◆ Exercise:
Everything from the line holding "Decode this image" through the last line below is needed; please reproduce those lines exactly, adding nothing.

◆ The input:
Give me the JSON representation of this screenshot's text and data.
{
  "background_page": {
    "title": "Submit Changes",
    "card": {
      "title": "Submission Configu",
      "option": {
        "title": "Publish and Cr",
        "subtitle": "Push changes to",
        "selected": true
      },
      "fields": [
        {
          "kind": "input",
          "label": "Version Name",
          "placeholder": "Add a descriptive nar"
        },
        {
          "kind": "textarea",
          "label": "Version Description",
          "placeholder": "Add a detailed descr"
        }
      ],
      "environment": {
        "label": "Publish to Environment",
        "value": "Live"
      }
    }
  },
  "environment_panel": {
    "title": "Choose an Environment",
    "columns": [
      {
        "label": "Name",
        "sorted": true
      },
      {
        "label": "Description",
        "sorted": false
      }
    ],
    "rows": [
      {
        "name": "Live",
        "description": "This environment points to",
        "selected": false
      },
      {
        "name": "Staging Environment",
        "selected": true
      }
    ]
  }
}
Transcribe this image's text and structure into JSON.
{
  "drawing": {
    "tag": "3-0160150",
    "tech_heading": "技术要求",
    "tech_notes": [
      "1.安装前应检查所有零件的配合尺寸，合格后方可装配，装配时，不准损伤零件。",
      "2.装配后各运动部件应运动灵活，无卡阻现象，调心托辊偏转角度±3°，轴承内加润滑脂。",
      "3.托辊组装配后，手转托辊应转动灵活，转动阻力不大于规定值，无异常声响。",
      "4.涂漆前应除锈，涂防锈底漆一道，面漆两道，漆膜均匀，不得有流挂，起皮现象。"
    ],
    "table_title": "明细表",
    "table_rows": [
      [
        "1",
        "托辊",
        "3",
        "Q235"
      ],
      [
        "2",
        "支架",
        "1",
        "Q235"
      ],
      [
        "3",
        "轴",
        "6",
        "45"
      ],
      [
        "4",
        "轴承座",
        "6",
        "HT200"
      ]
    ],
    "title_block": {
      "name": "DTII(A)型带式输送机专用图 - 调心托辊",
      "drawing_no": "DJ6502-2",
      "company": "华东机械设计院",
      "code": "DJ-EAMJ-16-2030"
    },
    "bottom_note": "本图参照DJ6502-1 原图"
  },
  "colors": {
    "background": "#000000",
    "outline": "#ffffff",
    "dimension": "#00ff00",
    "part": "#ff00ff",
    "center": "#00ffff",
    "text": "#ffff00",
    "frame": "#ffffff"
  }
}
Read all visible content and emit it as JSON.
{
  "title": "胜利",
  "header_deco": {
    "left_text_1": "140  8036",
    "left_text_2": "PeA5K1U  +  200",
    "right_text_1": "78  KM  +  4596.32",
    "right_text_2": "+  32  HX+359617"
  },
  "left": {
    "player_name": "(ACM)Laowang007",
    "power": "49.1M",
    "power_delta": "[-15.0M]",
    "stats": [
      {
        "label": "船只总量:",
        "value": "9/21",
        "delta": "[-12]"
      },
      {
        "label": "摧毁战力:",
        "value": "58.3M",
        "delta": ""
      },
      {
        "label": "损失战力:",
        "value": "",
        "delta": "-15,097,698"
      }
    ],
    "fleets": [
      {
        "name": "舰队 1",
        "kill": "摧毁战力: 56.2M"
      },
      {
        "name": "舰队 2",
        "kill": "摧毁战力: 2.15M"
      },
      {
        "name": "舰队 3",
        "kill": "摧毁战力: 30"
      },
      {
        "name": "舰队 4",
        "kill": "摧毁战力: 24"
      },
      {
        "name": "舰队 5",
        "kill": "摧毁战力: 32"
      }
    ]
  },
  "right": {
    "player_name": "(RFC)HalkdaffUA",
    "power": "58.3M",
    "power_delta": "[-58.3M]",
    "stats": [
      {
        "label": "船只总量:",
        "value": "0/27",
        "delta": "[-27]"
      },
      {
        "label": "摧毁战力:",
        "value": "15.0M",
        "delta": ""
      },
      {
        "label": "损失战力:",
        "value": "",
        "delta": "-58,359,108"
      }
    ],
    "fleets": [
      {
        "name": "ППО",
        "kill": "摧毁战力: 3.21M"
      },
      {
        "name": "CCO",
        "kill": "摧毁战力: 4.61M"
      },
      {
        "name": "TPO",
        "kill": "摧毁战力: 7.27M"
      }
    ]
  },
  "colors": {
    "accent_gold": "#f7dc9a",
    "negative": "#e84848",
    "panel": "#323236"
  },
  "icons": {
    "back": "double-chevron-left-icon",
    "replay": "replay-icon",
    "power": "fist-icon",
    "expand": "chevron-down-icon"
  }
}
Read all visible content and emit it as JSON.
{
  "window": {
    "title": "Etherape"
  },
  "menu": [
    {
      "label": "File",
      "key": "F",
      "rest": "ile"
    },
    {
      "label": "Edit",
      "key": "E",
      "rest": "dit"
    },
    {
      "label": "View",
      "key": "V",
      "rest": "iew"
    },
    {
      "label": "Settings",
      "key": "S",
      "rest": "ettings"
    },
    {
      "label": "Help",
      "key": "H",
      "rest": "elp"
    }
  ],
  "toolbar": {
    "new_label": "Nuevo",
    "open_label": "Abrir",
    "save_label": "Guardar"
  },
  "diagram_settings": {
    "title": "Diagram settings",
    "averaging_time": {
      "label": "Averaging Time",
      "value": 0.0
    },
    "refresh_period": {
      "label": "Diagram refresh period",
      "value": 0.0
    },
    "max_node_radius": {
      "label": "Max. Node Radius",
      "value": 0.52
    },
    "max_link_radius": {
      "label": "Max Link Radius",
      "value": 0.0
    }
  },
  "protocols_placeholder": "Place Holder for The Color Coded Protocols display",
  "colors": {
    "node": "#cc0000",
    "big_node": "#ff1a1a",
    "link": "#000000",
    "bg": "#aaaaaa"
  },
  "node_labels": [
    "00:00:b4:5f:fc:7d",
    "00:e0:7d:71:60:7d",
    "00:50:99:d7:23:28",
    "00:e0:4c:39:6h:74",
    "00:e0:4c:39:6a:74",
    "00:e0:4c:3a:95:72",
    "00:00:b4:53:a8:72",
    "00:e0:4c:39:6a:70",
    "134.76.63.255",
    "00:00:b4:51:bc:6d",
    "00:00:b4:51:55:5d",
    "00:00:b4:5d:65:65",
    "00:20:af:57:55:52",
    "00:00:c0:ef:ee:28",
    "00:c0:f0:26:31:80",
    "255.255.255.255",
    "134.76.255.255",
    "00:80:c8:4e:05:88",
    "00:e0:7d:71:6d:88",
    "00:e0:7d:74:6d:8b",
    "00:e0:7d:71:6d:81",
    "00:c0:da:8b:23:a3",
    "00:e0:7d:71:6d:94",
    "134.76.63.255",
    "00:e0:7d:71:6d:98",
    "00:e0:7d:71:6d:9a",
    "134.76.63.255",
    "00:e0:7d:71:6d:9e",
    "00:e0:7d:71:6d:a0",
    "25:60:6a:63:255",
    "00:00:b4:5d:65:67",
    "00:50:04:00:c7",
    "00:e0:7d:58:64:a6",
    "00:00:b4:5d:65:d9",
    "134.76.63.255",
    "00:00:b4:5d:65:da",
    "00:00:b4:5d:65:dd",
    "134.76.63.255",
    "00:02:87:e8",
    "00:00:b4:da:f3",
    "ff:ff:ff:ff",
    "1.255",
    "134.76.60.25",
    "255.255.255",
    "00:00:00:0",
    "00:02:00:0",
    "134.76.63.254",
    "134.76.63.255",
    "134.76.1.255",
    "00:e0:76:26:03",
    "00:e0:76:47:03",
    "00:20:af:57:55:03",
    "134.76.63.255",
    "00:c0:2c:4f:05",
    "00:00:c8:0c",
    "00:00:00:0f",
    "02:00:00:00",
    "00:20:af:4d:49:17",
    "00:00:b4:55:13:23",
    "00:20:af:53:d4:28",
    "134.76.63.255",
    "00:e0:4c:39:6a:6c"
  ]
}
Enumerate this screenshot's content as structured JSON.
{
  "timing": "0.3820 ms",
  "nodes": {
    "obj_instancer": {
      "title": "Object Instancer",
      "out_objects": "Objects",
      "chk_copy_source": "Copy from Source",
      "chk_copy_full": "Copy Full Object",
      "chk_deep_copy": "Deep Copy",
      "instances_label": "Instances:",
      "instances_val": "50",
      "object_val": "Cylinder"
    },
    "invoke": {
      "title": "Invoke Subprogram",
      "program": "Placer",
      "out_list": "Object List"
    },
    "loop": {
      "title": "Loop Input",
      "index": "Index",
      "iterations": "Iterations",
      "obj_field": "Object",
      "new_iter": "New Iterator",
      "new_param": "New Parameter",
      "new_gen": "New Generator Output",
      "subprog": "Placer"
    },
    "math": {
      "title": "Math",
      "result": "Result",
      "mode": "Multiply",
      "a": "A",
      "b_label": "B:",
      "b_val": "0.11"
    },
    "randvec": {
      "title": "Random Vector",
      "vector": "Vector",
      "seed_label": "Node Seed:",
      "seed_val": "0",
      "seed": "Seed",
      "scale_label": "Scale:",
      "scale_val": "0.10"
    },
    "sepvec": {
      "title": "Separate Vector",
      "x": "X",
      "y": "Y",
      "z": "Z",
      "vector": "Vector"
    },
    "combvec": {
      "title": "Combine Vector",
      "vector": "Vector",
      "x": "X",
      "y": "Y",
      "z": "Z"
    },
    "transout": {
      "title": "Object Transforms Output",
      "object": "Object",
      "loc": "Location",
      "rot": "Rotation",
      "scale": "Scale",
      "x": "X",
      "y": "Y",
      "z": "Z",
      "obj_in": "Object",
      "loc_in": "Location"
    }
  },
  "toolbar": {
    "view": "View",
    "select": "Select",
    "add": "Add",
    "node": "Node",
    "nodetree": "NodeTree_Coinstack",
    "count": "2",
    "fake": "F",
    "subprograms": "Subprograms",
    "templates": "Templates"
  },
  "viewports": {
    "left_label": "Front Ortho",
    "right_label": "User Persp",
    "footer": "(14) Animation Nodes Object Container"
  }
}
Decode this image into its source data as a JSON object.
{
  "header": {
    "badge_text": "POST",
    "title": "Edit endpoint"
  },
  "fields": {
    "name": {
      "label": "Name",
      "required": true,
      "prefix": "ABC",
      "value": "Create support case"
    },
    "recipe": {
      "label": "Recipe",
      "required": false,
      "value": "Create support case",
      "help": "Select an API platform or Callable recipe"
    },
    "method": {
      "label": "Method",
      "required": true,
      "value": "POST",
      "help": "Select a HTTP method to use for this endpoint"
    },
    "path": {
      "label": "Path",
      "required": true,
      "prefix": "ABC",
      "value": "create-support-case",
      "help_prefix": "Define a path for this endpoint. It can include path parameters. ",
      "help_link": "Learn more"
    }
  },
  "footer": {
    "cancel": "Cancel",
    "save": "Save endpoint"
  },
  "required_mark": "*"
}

◆ Response for this exercise:
Decode this image into its source data as a JSON object.
{
  "header": {
    "badge_text": "POST",
    "title": "Edit endpoint"
  },
  "fields": {
    "name": {
      "label": "Name",
      "required": true,
      "prefix": "ABC",
      "value": "Create support case"
    },
    "recipe": {
      "label": "Recipe",
      "required": false,
      "value": "Create support case",
      "help": "Select an API platform or Callable recipe"
    },
    "method": {
      "label": "Method",
      "required": true,
      "value": "POST",
      "help": "Select a HTTP method to use for this endpoint"
    },
    "path": {
      "label": "Path",
      "required": true,
      "prefix": "ABC",
      "value": "create-support-case",
      "help_prefix": "Define a path for this endpoint. It can include path parameters. ",
      "help_link": "Learn more"
    }
  },
  "footer": {
    "cancel": "Cancel",
    "save": "Save endpoint"
  },
  "required_mark": "*"
}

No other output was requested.